_TASK GOAL_: Pull every line with "into" from the data below and copy it.

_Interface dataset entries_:
____
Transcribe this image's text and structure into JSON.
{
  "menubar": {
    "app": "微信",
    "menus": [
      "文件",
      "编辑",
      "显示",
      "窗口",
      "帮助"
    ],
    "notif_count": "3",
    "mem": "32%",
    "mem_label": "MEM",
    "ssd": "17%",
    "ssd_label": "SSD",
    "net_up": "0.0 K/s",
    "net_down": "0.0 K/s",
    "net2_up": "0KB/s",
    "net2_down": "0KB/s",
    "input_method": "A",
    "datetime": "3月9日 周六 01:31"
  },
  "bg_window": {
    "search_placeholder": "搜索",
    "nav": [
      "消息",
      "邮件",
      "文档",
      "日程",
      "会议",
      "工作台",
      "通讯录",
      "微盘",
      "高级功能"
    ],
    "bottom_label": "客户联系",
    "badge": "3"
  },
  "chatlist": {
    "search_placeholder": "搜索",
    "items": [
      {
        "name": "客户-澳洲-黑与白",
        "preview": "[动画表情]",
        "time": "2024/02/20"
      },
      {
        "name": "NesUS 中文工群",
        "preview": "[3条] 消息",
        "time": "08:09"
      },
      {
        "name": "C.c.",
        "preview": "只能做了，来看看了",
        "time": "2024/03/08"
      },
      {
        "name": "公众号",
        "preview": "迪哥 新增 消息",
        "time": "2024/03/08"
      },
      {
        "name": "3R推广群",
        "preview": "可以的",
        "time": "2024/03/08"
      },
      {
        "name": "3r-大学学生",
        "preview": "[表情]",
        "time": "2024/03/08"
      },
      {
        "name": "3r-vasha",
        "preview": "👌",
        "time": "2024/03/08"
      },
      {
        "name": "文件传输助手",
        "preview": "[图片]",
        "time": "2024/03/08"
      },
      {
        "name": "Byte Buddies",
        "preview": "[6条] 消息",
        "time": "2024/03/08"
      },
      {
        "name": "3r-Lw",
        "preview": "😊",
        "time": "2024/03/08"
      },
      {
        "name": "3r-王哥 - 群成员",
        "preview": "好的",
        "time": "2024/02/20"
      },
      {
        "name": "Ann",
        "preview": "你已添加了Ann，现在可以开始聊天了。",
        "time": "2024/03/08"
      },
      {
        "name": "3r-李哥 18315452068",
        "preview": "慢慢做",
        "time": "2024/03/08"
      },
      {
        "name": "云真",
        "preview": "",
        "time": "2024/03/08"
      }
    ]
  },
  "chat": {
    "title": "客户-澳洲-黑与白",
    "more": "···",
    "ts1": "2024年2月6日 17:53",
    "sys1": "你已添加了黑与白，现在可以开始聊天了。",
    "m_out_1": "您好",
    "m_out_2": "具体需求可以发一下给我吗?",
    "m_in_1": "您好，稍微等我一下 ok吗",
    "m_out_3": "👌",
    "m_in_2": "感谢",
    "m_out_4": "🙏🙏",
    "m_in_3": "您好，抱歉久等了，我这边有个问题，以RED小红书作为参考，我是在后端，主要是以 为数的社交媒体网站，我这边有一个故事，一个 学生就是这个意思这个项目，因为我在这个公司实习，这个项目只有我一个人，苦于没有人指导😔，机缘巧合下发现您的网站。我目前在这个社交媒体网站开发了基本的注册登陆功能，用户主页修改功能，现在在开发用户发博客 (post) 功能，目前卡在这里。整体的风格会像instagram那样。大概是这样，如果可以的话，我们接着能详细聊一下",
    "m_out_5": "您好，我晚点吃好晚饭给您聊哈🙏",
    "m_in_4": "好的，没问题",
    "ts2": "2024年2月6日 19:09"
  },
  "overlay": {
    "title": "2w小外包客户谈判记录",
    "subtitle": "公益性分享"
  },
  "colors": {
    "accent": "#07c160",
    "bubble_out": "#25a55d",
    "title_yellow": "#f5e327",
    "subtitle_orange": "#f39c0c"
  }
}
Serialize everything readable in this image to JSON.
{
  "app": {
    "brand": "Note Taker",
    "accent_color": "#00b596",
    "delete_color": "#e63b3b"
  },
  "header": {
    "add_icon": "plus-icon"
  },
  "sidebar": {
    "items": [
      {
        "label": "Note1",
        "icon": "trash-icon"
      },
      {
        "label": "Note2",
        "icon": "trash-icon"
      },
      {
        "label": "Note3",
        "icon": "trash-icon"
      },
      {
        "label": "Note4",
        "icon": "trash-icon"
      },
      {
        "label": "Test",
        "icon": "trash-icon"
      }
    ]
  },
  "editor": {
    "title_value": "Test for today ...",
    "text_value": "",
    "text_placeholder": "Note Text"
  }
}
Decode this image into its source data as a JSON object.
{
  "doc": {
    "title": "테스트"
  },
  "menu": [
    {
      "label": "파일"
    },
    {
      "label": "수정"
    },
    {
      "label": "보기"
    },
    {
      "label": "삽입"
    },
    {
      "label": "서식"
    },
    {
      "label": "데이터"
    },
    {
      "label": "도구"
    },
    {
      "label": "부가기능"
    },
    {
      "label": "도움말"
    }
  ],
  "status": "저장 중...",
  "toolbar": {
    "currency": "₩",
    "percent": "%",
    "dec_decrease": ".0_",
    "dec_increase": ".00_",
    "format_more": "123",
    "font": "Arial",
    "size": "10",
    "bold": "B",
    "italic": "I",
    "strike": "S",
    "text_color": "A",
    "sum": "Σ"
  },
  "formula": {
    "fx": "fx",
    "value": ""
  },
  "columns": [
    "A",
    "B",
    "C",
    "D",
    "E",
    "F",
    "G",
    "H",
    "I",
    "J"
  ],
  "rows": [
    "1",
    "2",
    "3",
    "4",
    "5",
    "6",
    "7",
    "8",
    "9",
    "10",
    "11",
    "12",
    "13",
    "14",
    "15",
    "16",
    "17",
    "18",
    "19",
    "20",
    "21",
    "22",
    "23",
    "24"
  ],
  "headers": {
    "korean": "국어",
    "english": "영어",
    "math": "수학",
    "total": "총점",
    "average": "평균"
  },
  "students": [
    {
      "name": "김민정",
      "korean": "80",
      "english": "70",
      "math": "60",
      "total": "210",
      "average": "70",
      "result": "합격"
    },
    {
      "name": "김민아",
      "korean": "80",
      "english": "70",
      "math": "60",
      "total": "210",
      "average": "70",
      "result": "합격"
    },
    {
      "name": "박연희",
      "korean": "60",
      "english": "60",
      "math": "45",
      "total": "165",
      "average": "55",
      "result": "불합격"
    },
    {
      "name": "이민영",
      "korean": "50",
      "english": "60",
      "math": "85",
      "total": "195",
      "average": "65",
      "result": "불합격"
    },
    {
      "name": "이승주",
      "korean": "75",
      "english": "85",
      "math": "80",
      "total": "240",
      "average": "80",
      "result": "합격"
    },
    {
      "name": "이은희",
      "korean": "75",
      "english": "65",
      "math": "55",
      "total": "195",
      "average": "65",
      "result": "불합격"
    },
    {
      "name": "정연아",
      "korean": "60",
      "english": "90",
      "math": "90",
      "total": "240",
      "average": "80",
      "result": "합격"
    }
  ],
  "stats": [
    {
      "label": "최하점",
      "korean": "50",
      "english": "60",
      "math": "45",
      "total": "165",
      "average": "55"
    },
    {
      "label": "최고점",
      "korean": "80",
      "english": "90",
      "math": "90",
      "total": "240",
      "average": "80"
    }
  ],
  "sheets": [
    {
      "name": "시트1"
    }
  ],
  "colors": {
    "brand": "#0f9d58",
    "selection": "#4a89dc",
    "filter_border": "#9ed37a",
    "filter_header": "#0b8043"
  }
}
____
_EXERCISE OUTPUT_:
Transcribe this image's text and structure into JSON.
Decode this image into its source data as a JSON object.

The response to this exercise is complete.